For the final sticking point was not Marian, ecclesiastical, or eucharistic dogma, but the physical portrayal of the divine. It may have been just possible to reduce the God of the Old Testament plays to an offstage voice. In fact the post-Reformation Banns of the Chester cycle envision just such a solution. The Banns exhibit some embarrassment about the dramaturgy of the play and at their conclusion suggest that if good players and a witty, sophisticated playwright were composing it, the actors playing God would simply be heard from the clouds as a voice and not seen.
As far as the city was concerned, the play itself was a living organism, expected to change and adapt itself to conditions—economic or theological—within the city. City records, moreover, show that performance of the York cycle as a whole was indeed being tailored to meet expectations engendered by the Re- 22 The Idolatrous Eye formation. "29 The following year the same exception was made. Because of plague, the play was not given in 1550, but again in 1551 the three Marian plays were omitted, and the guilds responsible for them were ordered to give their pageant money to the mayor for the use of guilds that needed additional financial support.
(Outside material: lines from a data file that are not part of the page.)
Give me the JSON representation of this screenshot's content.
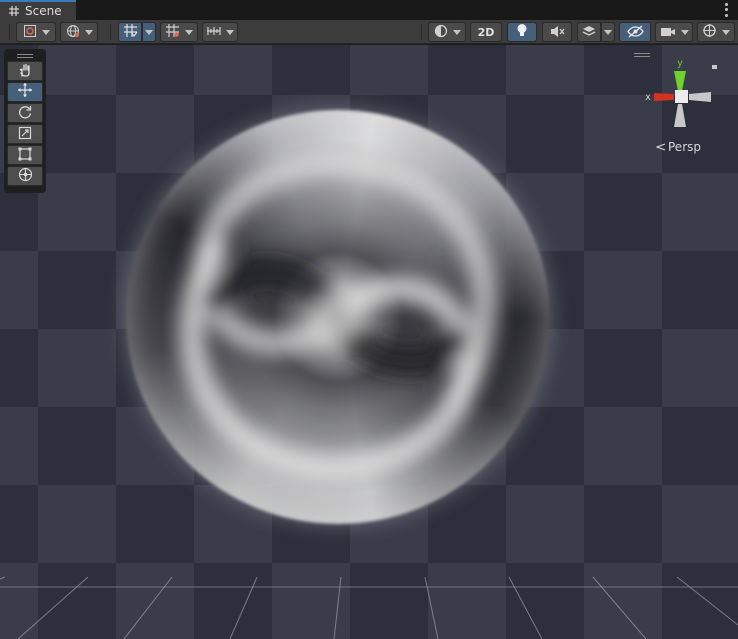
{
  "window": {
    "tab_label": "Scene",
    "tab_icon": "grid-icon",
    "menu_icon": "kebab-menu-icon"
  },
  "toolbar": {
    "left_buttons": [
      {
        "name": "draw-mode-dropdown",
        "icon": "draw-mode-icon"
      },
      {
        "name": "global-local-dropdown",
        "icon": "globe-icon"
      },
      {
        "name": "grid-snap-toggle",
        "icon": "grid-snap-icon",
        "active": true
      },
      {
        "name": "increment-snap-dropdown",
        "icon": "increment-snap-icon"
      },
      {
        "name": "ruler-dropdown",
        "icon": "ruler-icon"
      }
    ],
    "right_buttons": [
      {
        "name": "shading-dropdown",
        "icon": "sphere-shading-icon"
      },
      {
        "name": "toggle-2d-button",
        "label": "2D"
      },
      {
        "name": "lighting-toggle",
        "icon": "lightbulb-icon",
        "active": true
      },
      {
        "name": "audio-toggle",
        "icon": "mute-speaker-icon"
      },
      {
        "name": "effects-dropdown",
        "icon": "layers-icon"
      },
      {
        "name": "scene-visibility-toggle",
        "icon": "eye-hidden-icon",
        "active": true
      },
      {
        "name": "camera-dropdown",
        "icon": "camera-icon"
      },
      {
        "name": "gizmos-dropdown",
        "icon": "gizmo-icon"
      }
    ],
    "label_2d": "2D"
  },
  "tools": [
    {
      "name": "hand-tool",
      "icon": "hand-icon"
    },
    {
      "name": "move-tool",
      "icon": "move-arrows-icon",
      "active": true
    },
    {
      "name": "rotate-tool",
      "icon": "rotate-icon"
    },
    {
      "name": "scale-tool",
      "icon": "scale-icon"
    },
    {
      "name": "rect-tool",
      "icon": "rect-icon"
    },
    {
      "name": "transform-tool",
      "icon": "transform-icon"
    }
  ],
  "gizmo": {
    "axis_x": "x",
    "axis_y": "y",
    "projection_label": "Persp",
    "colors": {
      "x": "#d2321e",
      "y": "#6fd12b",
      "neutral": "#d9d9d9"
    }
  },
  "scene": {
    "object": "swirl-sphere",
    "background_colors": {
      "dark": "#2d2f3c",
      "light": "#3a3c4a"
    }
  }
}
55 On May 27, 1576, Hutton, the dean of York, issued an order that announced the decision to forbid the performance of the cycle planned for Whitsuntide of that year. 56 The real issue, then—and a confirmation of the charge of idolatry—is here given as representation. If we can generalize from Hutton's order on Wakefield, the charges against the cycle plays are that they represent God and coun- Theater and the Devil's Teats 27 terfeit the life of Christ and institution of the sacraments. This explains why the guilds and aldermen of the various towns were fighting a losing battle in attempting to preserve their plays by adjusting the doctrine expressed in them and excising the Marian pageants.